Harpur knew a new trailer of this type would set him back £20,000 (€22,888) but was relieved to pay just over half that for the trailer at the auction. “We were lucky to get the trailer for that price,” the farmer said. It is around 15 feet long and holds about seven tonnes of fresh grass. “To feed over 800 head of cattle we harvest four loads of fresh grass per day and dispense the grass in the passages for the cattle. The cows are averaging 9,500 litres of milk per year with 2,800 of those litres coming from forage. When we bought that trailer is was only on a single axle. In order to make it more stable we added a second axle from an old slurry tanker we had in the yard. It has performed well all these years and the only mechanical work we have to do on it is add new bearings to the beaters,” Harpur explained.
Never looked back

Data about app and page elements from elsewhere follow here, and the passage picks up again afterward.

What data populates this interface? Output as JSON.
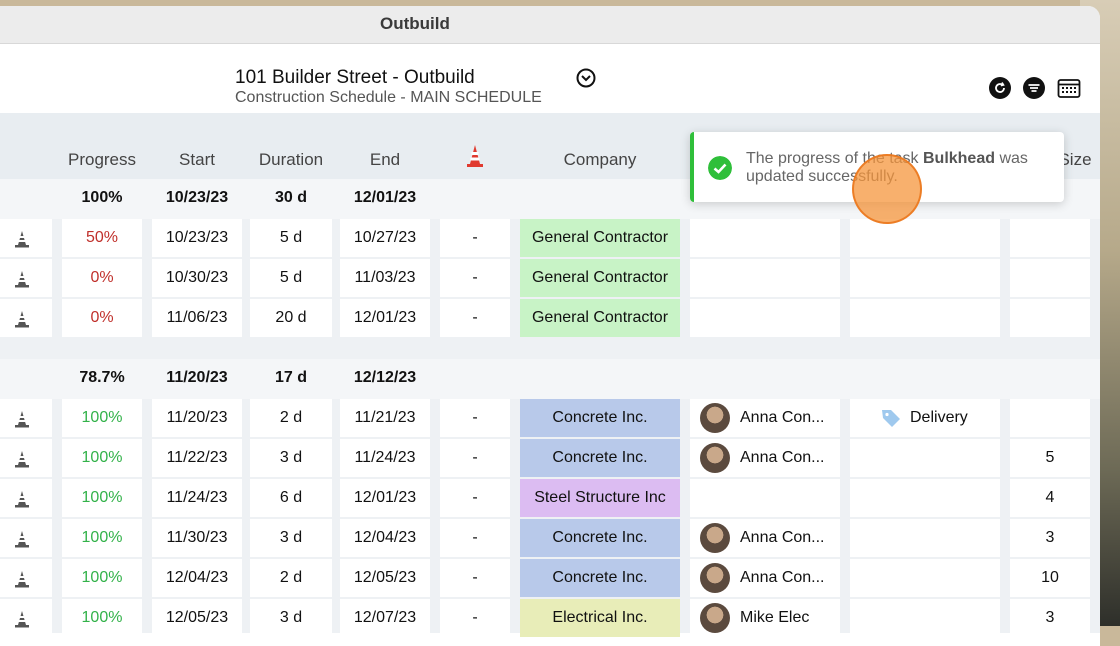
{
  "app": {
    "title": "Outbuild"
  },
  "header": {
    "project_title": "101 Builder Street - Outbuild",
    "schedule_subtitle": "Construction Schedule - MAIN SCHEDULE"
  },
  "columns": {
    "progress": "Progress",
    "start": "Start",
    "duration": "Duration",
    "end": "End",
    "company": "Company",
    "size": "Size"
  },
  "toast": {
    "prefix": "The progress of the task ",
    "task": "Bulkhead",
    "suffix": " was updated successfully."
  },
  "groups": [
    {
      "progress": "100%",
      "start": "10/23/23",
      "duration": "30 d",
      "end": "12/01/23"
    },
    {
      "progress": "78.7%",
      "start": "11/20/23",
      "duration": "17 d",
      "end": "12/12/23"
    }
  ],
  "rows": [
    {
      "progress": "50%",
      "start": "10/23/23",
      "duration": "5 d",
      "end": "10/27/23",
      "constraint": "-",
      "company": "General Contractor",
      "person": "",
      "tag": "",
      "size": ""
    },
    {
      "progress": "0%",
      "start": "10/30/23",
      "duration": "5 d",
      "end": "11/03/23",
      "constraint": "-",
      "company": "General Contractor",
      "person": "",
      "tag": "",
      "size": ""
    },
    {
      "progress": "0%",
      "start": "11/06/23",
      "duration": "20 d",
      "end": "12/01/23",
      "constraint": "-",
      "company": "General Contractor",
      "person": "",
      "tag": "",
      "size": ""
    },
    {
      "progress": "100%",
      "start": "11/20/23",
      "duration": "2 d",
      "end": "11/21/23",
      "constraint": "-",
      "company": "Concrete Inc.",
      "person": "Anna Con...",
      "tag": "Delivery",
      "size": ""
    },
    {
      "progress": "100%",
      "start": "11/22/23",
      "duration": "3 d",
      "end": "11/24/23",
      "constraint": "-",
      "company": "Concrete Inc.",
      "person": "Anna Con...",
      "tag": "",
      "size": "5"
    },
    {
      "progress": "100%",
      "start": "11/24/23",
      "duration": "6 d",
      "end": "12/01/23",
      "constraint": "-",
      "company": "Steel Structure Inc",
      "person": "",
      "tag": "",
      "size": "4"
    },
    {
      "progress": "100%",
      "start": "11/30/23",
      "duration": "3 d",
      "end": "12/04/23",
      "constraint": "-",
      "company": "Concrete Inc.",
      "person": "Anna Con...",
      "tag": "",
      "size": "3"
    },
    {
      "progress": "100%",
      "start": "12/04/23",
      "duration": "2 d",
      "end": "12/05/23",
      "constraint": "-",
      "company": "Concrete Inc.",
      "person": "Anna Con...",
      "tag": "",
      "size": "10"
    },
    {
      "progress": "100%",
      "start": "12/05/23",
      "duration": "3 d",
      "end": "12/07/23",
      "constraint": "-",
      "company": "Electrical Inc.",
      "person": "Mike Elec",
      "tag": "",
      "size": "3"
    }
  ],
  "colors": {
    "accent_green": "#33b24a",
    "alert_red": "#c0302b"
  }
}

The floor on the trailer is hinged and the beaters simply push the grass out. It’s a straightforward machine and has served Harpur’s farm well all these years. “The system works well for us as we have 135 acres to cut around the farm. We also grow 85 acres of wheat to use in the diet feeder for the animals and cut 300 acres of grass for silage, three times per year. Back in 1999 people thought we were daft keeping the cows in and harvesting the grass for them to eat. However, here we are 17 years on and have never looked back. It is encouraging to see a number of other farmers using the same system and also the number of machinery manufacturers that offer a zero grazing type of machine, albeit built on forage wagons rather than the offset mower style,” Harpur concluded. As both the mower and the trailer are advancing in years, the farmer does have a second PZ mower to hand should the other one break down.